In this particular study that looked at the benefits of eating nuts—specifically peanuts—15 overweight and obese but otherwise healthy men ate about three ounces (85g) of unsalted peanuts in the form of a shake. This accounts to roughly 84 nuts and almost 500 calories from strictly the peanuts alone. A control group was fed a shake of similar nutritional value but without nuts. The researchers then took blood samples from the subjects to measure lipid, lipoprotein, and insulin levels, and used an ultrasound machine to measure the subjects’ blood flow.
Interestingly, Professor Kris-Etherton and colleagues said the peanuts blunted the increase of lipids in the bloodstream—making the arteries more elastic and less likely to trigger a heart attack or stroke. They found there was a 32 percent reduction in the triglyceride levels among those who had the peanut meal compared to the others.

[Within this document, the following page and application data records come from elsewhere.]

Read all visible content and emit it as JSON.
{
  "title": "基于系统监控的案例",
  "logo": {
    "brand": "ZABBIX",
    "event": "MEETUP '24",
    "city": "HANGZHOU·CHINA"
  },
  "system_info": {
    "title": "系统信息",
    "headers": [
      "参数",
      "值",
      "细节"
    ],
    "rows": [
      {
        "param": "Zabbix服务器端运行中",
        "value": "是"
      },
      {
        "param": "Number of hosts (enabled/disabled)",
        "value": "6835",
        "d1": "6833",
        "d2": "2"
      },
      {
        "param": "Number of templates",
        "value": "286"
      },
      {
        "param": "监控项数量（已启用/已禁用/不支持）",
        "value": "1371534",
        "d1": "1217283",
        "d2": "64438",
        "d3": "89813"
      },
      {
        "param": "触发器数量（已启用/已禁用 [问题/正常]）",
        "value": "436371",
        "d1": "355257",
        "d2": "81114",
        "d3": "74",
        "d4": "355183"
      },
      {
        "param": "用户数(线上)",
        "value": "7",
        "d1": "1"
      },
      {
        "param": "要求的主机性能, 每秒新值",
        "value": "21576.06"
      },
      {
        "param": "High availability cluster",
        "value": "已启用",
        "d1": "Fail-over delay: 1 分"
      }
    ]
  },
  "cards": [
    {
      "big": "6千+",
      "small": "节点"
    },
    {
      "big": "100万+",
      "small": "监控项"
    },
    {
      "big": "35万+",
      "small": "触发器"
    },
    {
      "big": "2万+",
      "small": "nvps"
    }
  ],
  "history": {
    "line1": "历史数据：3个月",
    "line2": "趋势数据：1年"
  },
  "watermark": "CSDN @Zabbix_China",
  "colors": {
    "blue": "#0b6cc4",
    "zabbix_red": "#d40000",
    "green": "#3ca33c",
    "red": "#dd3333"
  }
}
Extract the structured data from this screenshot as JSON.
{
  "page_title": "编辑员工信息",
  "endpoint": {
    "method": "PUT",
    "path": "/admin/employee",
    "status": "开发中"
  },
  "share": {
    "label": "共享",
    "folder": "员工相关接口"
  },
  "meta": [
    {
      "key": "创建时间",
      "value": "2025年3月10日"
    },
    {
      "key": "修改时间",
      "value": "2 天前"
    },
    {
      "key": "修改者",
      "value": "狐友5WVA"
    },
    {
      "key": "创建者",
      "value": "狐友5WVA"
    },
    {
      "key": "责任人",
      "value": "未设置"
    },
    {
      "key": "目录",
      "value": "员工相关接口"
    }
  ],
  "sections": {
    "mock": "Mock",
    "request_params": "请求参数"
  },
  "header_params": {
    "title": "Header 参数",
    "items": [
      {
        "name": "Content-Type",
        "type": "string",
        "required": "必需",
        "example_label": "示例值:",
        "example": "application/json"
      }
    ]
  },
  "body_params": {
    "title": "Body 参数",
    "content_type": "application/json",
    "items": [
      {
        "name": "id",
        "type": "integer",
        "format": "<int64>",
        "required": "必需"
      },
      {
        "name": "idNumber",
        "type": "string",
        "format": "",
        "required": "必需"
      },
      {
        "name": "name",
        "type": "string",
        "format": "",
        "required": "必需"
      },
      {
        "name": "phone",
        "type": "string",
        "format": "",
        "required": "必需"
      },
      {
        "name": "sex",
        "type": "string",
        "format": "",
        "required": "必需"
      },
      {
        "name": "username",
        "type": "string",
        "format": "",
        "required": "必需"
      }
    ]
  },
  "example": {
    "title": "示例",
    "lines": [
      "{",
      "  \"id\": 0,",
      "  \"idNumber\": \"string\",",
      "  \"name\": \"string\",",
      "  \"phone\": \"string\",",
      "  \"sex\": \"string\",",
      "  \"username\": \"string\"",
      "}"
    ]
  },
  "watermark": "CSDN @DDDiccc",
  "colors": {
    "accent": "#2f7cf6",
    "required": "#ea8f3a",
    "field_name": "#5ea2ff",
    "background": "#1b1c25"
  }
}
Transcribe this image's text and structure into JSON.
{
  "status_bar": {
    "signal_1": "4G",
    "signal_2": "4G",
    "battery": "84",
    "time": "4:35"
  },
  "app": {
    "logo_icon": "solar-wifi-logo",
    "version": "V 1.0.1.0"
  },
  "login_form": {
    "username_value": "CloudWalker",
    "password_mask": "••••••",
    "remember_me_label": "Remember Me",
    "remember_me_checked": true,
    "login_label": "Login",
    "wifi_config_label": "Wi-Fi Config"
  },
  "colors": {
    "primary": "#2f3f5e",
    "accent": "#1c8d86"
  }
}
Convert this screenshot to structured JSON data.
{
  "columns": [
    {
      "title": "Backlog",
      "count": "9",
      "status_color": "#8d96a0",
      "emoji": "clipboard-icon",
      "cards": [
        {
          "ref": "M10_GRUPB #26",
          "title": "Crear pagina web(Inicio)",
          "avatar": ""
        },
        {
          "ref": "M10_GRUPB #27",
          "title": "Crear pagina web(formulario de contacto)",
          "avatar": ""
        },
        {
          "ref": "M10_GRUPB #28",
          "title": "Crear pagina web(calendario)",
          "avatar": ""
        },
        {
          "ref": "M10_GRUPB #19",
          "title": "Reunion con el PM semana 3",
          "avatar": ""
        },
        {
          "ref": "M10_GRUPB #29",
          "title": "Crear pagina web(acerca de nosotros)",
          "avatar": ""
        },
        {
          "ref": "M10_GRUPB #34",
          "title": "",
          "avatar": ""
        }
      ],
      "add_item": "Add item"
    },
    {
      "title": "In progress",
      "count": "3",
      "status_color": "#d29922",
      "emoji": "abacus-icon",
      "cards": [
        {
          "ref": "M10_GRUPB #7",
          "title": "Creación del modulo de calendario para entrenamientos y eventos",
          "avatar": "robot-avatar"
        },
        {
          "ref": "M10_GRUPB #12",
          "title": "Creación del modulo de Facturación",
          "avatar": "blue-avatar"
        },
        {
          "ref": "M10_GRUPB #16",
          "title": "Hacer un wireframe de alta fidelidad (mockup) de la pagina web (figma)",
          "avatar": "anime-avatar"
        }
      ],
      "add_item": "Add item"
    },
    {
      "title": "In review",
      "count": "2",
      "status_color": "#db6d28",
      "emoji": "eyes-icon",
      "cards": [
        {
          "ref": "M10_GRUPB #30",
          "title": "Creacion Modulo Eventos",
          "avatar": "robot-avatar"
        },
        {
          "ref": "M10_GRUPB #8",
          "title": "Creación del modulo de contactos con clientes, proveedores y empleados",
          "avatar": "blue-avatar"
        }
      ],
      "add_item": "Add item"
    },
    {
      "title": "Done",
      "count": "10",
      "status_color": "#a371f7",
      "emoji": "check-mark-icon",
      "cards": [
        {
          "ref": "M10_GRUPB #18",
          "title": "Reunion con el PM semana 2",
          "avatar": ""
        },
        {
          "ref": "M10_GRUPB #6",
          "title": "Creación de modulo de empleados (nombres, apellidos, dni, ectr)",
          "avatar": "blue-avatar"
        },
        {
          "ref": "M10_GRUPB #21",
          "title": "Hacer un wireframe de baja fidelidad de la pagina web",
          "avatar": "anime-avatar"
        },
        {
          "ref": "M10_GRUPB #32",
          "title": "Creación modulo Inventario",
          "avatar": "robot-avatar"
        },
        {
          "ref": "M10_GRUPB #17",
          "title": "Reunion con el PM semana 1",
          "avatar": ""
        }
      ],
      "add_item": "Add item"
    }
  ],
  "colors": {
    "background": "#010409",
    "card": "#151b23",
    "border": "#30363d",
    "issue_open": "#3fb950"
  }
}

“When the stiffening response happens in the cells that line the arteries, resulting in decreased elasticity in the arteries, it can limit the availability of nitric oxide, and when there’s less nitric oxide, the arteries don’t dilate that much,” she said. “What you want is a dilation of the arteries and for them to be really elastic.”
Over time, stiffening of the arteries can limit blood flow throughout the body and cause the heart to work harder. It occurs when fat, cholesterol, and other substances build up in the walls of the arteries and form hard structures called plaque. They can block arteries and cause problems throughout the body, including cardiovascular disease.
Professor Kris-Etherton said: “After a meal, triglycerides increase and this typically decreases the dilation of the arteries, but the peanuts prevent that big increase in triglycerides after the meal.”
It’s believed nuts contain various compounds such as monosaturated and polyunsaturated fatty acids, various vitamins, fiber, antioxidants, and other compounds that may contribute to lower death rates. While Profession Kris-Etherton is excited about these initial results, she remarks that future studies should have more participants and also include women.